Not only can Tetris apparently cure trauma but videogames can also enhance empathy in children. A new book by psychiatrist and gamer Dr. Kourosh Dini, desribed as the "definitive assessment of video games' impact on children, including on their physical and emotional health, and educational and social development" explains that
Games have lots of benefits, which unfortunately, parents aren't always aware of when the only games they're exposed to are the controversial violent ones targeted to more mature players. Age appropriate multi-player video games can allow children to learn how other people think - a key aspect of empathy. Games can also help a child become more comfortable with new and ever progressing technology (…)
To be sure, there are those who play problematically. Learning how to tell the difference can be critical toward promoting healthy development.
Two things must be taken into consideration here: The games should be age appropriate and they should be multi-player titles as these allow interaction with other, real people. Observing their teammates' play style and reactions under gaming circumstances can help children to grasp an idea of what goes on in their friends' minds.

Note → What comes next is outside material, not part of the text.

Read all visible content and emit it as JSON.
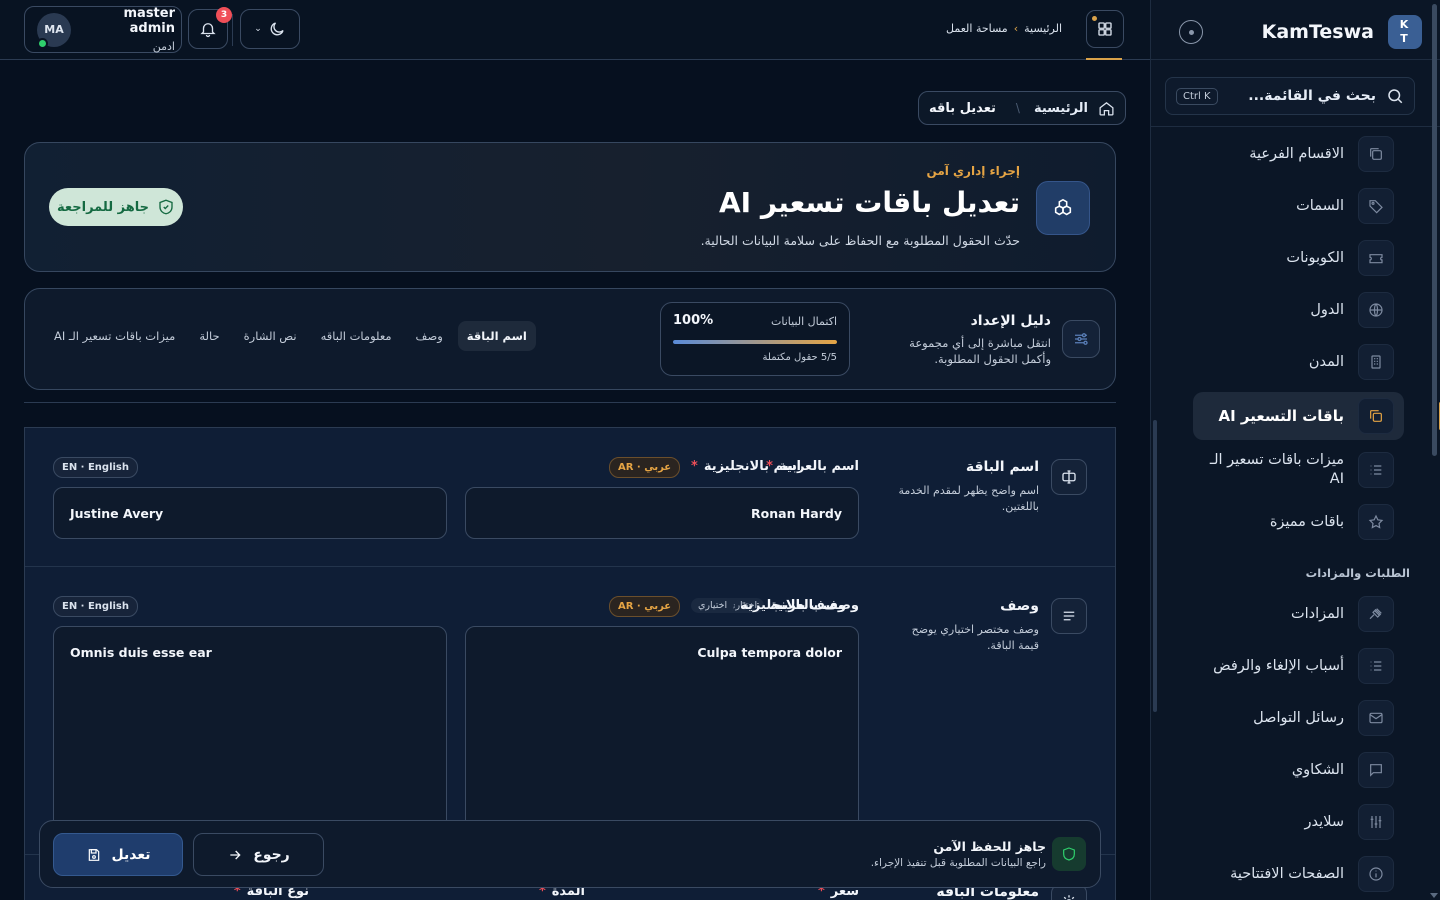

Basically it's like other play situations, which, as we all might remember, constitute deadly serious affairs for kids and are vital to the healthy development of several skills. It seems that in the case of videogames, these situations are now digitally supplied. A virtual version of cops and robbers, if you will.